*TRY IT*
Set the records down again, exactly, without their images.

*SUPPLIED MATERIAL*
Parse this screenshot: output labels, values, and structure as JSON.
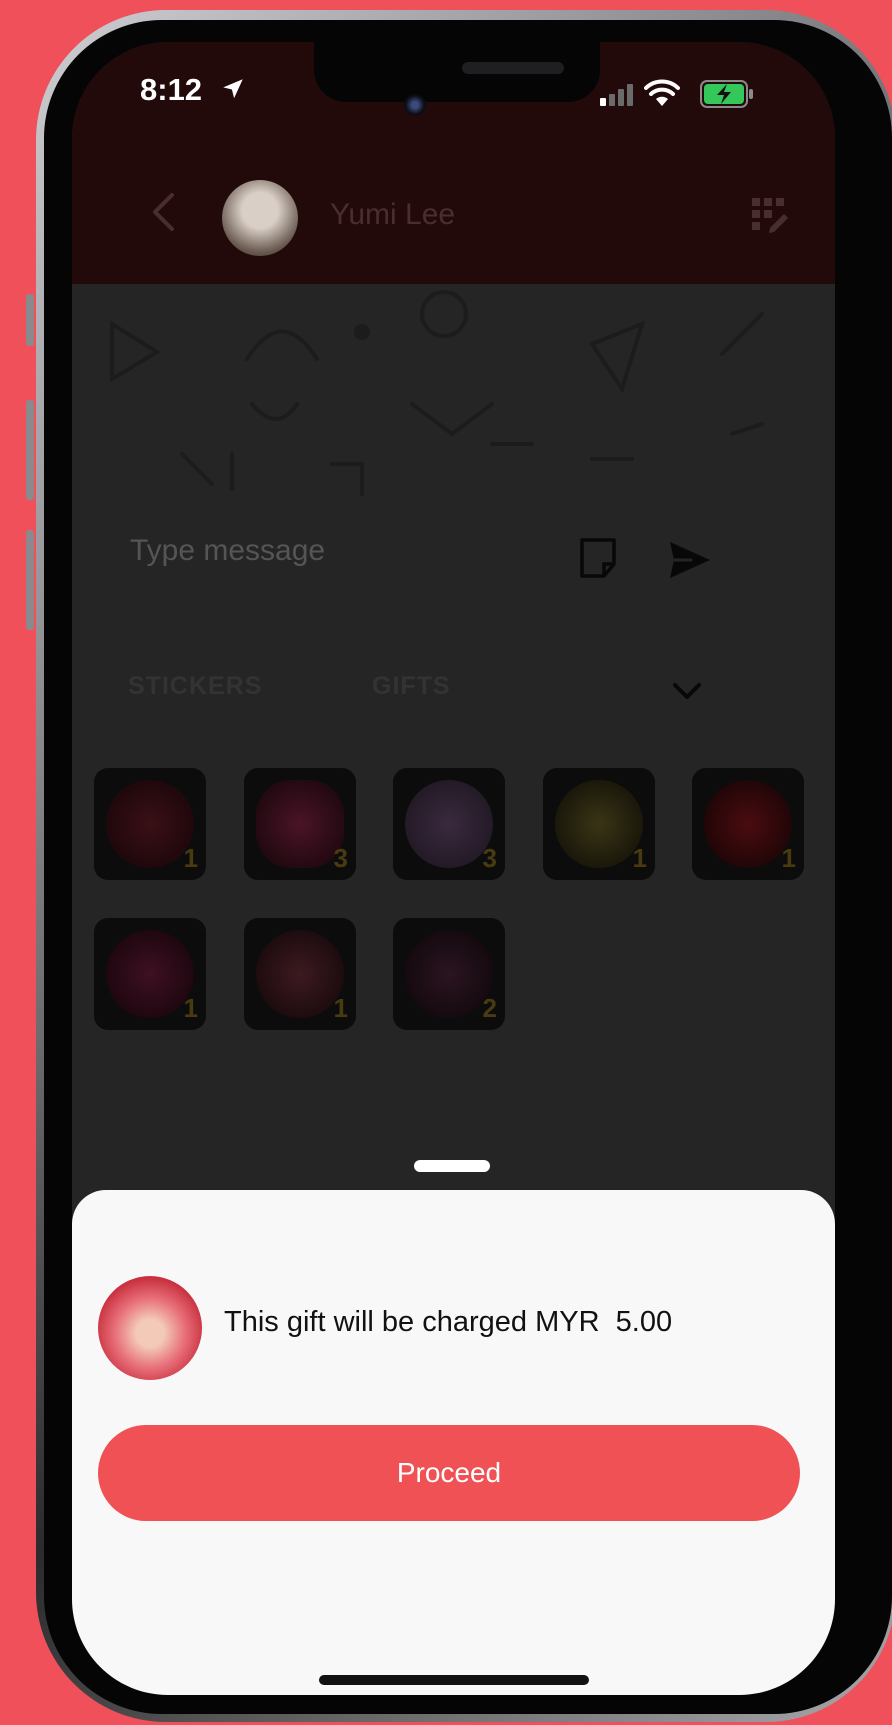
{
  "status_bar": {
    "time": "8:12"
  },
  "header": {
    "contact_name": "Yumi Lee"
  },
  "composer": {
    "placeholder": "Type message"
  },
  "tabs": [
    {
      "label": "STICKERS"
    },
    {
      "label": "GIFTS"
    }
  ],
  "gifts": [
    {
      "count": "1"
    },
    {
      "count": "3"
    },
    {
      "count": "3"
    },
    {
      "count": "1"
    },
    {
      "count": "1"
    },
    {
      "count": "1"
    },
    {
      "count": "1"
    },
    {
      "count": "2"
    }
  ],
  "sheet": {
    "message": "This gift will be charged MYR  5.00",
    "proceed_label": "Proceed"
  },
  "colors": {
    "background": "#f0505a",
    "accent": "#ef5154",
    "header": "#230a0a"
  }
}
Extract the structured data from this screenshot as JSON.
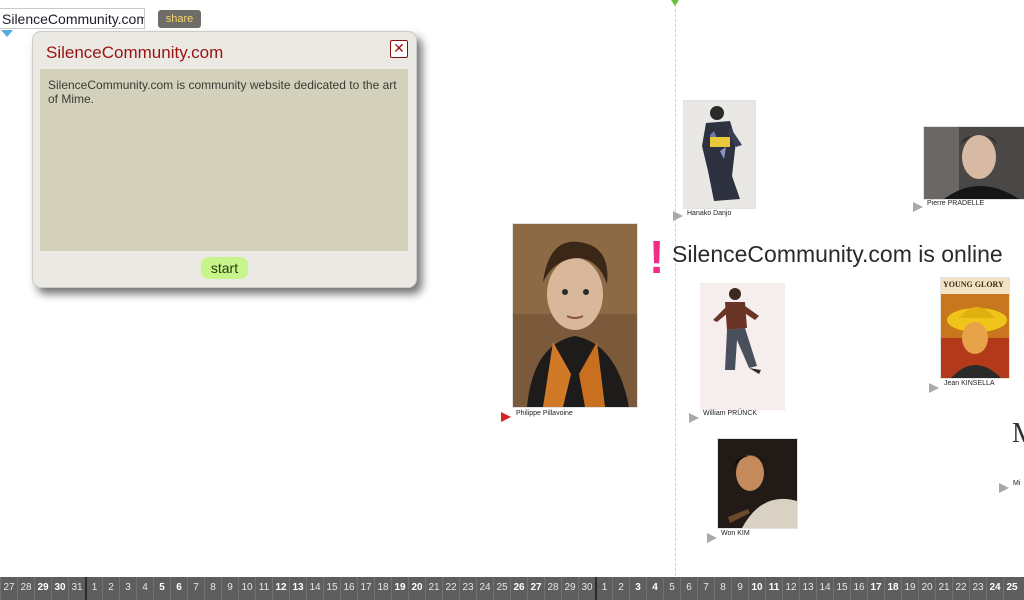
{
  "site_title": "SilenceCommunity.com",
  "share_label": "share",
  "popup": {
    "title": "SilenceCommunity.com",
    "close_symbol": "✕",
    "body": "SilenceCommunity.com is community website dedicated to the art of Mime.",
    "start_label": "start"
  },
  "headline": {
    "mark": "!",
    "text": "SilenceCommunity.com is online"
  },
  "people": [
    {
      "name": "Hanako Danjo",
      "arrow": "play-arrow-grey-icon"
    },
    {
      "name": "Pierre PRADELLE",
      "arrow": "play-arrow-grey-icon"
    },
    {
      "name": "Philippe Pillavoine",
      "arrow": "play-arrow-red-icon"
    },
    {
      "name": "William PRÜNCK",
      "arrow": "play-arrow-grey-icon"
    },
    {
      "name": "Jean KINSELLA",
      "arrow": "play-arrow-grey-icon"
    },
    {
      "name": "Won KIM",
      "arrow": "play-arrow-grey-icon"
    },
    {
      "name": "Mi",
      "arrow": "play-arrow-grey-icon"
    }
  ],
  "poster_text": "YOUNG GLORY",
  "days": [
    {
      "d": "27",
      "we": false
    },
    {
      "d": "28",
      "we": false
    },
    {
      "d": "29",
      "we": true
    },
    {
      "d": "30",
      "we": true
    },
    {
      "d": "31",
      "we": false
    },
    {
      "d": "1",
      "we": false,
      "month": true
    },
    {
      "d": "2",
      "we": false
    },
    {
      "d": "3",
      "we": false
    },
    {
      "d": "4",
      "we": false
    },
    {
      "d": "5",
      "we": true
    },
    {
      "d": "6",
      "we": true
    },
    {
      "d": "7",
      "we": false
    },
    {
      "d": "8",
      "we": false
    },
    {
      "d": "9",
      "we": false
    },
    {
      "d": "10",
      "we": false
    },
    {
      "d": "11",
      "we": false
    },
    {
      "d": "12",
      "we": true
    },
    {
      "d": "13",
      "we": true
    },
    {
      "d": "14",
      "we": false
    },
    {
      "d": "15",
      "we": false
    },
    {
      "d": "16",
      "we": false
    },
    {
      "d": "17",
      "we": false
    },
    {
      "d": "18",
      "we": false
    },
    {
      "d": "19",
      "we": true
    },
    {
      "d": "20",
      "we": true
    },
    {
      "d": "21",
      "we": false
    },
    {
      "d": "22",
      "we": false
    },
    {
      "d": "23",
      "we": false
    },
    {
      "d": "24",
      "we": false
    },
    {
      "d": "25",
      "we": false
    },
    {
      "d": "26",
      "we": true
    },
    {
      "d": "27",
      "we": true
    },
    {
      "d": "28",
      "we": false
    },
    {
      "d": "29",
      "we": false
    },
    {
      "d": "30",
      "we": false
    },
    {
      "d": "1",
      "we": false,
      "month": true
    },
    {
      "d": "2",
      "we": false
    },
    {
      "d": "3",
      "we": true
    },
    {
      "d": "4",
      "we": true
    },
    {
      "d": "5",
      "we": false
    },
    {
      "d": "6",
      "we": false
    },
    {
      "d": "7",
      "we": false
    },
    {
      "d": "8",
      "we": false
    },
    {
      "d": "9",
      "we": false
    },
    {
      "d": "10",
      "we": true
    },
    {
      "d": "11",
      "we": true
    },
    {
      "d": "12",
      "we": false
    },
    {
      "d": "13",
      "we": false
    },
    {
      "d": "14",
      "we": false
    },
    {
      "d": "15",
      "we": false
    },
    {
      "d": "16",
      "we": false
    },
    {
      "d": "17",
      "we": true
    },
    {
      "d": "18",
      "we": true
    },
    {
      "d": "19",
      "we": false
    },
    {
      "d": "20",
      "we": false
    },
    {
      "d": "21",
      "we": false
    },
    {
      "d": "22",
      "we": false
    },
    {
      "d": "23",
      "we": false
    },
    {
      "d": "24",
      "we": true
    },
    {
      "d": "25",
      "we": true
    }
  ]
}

*THE ANSWER*
Parse this screenshot: output labels, values, and structure as JSON.
{
  "status_bar": {
    "time": "8:12"
  },
  "header": {
    "contact_name": "Yumi Lee"
  },
  "composer": {
    "placeholder": "Type message"
  },
  "tabs": [
    {
      "label": "STICKERS"
    },
    {
      "label": "GIFTS"
    }
  ],
  "gifts": [
    {
      "count": "1"
    },
    {
      "count": "3"
    },
    {
      "count": "3"
    },
    {
      "count": "1"
    },
    {
      "count": "1"
    },
    {
      "count": "1"
    },
    {
      "count": "1"
    },
    {
      "count": "2"
    }
  ],
  "sheet": {
    "message": "This gift will be charged MYR  5.00",
    "proceed_label": "Proceed"
  },
  "colors": {
    "background": "#f0505a",
    "accent": "#ef5154",
    "header": "#230a0a"
  }
}
Extract the structured data from this screenshot as JSON.
{
  "site_title": "SilenceCommunity.com",
  "share_label": "share",
  "popup": {
    "title": "SilenceCommunity.com",
    "close_symbol": "✕",
    "body": "SilenceCommunity.com is community website dedicated to the art of Mime.",
    "start_label": "start"
  },
  "headline": {
    "mark": "!",
    "text": "SilenceCommunity.com is online"
  },
  "people": [
    {
      "name": "Hanako Danjo",
      "arrow": "play-arrow-grey-icon"
    },
    {
      "name": "Pierre PRADELLE",
      "arrow": "play-arrow-grey-icon"
    },
    {
      "name": "Philippe Pillavoine",
      "arrow": "play-arrow-red-icon"
    },
    {
      "name": "William PRÜNCK",
      "arrow": "play-arrow-grey-icon"
    },
    {
      "name": "Jean KINSELLA",
      "arrow": "play-arrow-grey-icon"
    },
    {
      "name": "Won KIM",
      "arrow": "play-arrow-grey-icon"
    },
    {
      "name": "Mi",
      "arrow": "play-arrow-grey-icon"
    }
  ],
  "poster_text": "YOUNG GLORY",
  "days": [
    {
      "d": "27",
      "we": false
    },
    {
      "d": "28",
      "we": false
    },
    {
      "d": "29",
      "we": true
    },
    {
      "d": "30",
      "we": true
    },
    {
      "d": "31",
      "we": false
    },
    {
      "d": "1",
      "we": false,
      "month": true
    },
    {
      "d": "2",
      "we": false
    },
    {
      "d": "3",
      "we": false
    },
    {
      "d": "4",
      "we": false
    },
    {
      "d": "5",
      "we": true
    },
    {
      "d": "6",
      "we": true
    },
    {
      "d": "7",
      "we": false
    },
    {
      "d": "8",
      "we": false
    },
    {
      "d": "9",
      "we": false
    },
    {
      "d": "10",
      "we": false
    },
    {
      "d": "11",
      "we": false
    },
    {
      "d": "12",
      "we": true
    },
    {
      "d": "13",
      "we": true
    },
    {
      "d": "14",
      "we": false
    },
    {
      "d": "15",
      "we": false
    },
    {
      "d": "16",
      "we": false
    },
    {
      "d": "17",
      "we": false
    },
    {
      "d": "18",
      "we": false
    },
    {
      "d": "19",
      "we": true
    },
    {
      "d": "20",
      "we": true
    },
    {
      "d": "21",
      "we": false
    },
    {
      "d": "22",
      "we": false
    },
    {
      "d": "23",
      "we": false
    },
    {
      "d": "24",
      "we": false
    },
    {
      "d": "25",
      "we": false
    },
    {
      "d": "26",
      "we": true
    },
    {
      "d": "27",
      "we": true
    },
    {
      "d": "28",
      "we": false
    },
    {
      "d": "29",
      "we": false
    },
    {
      "d": "30",
      "we": false
    },
    {
      "d": "1",
      "we": false,
      "month": true
    },
    {
      "d": "2",
      "we": false
    },
    {
      "d": "3",
      "we": true
    },
    {
      "d": "4",
      "we": true
    },
    {
      "d": "5",
      "we": false
    },
    {
      "d": "6",
      "we": false
    },
    {
      "d": "7",
      "we": false
    },
    {
      "d": "8",
      "we": false
    },
    {
      "d": "9",
      "we": false
    },
    {
      "d": "10",
      "we": true
    },
    {
      "d": "11",
      "we": true
    },
    {
      "d": "12",
      "we": false
    },
    {
      "d": "13",
      "we": false
    },
    {
      "d": "14",
      "we": false
    },
    {
      "d": "15",
      "we": false
    },
    {
      "d": "16",
      "we": false
    },
    {
      "d": "17",
      "we": true
    },
    {
      "d": "18",
      "we": true
    },
    {
      "d": "19",
      "we": false
    },
    {
      "d": "20",
      "we": false
    },
    {
      "d": "21",
      "we": false
    },
    {
      "d": "22",
      "we": false
    },
    {
      "d": "23",
      "we": false
    },
    {
      "d": "24",
      "we": true
    },
    {
      "d": "25",
      "we": true
    }
  ]
}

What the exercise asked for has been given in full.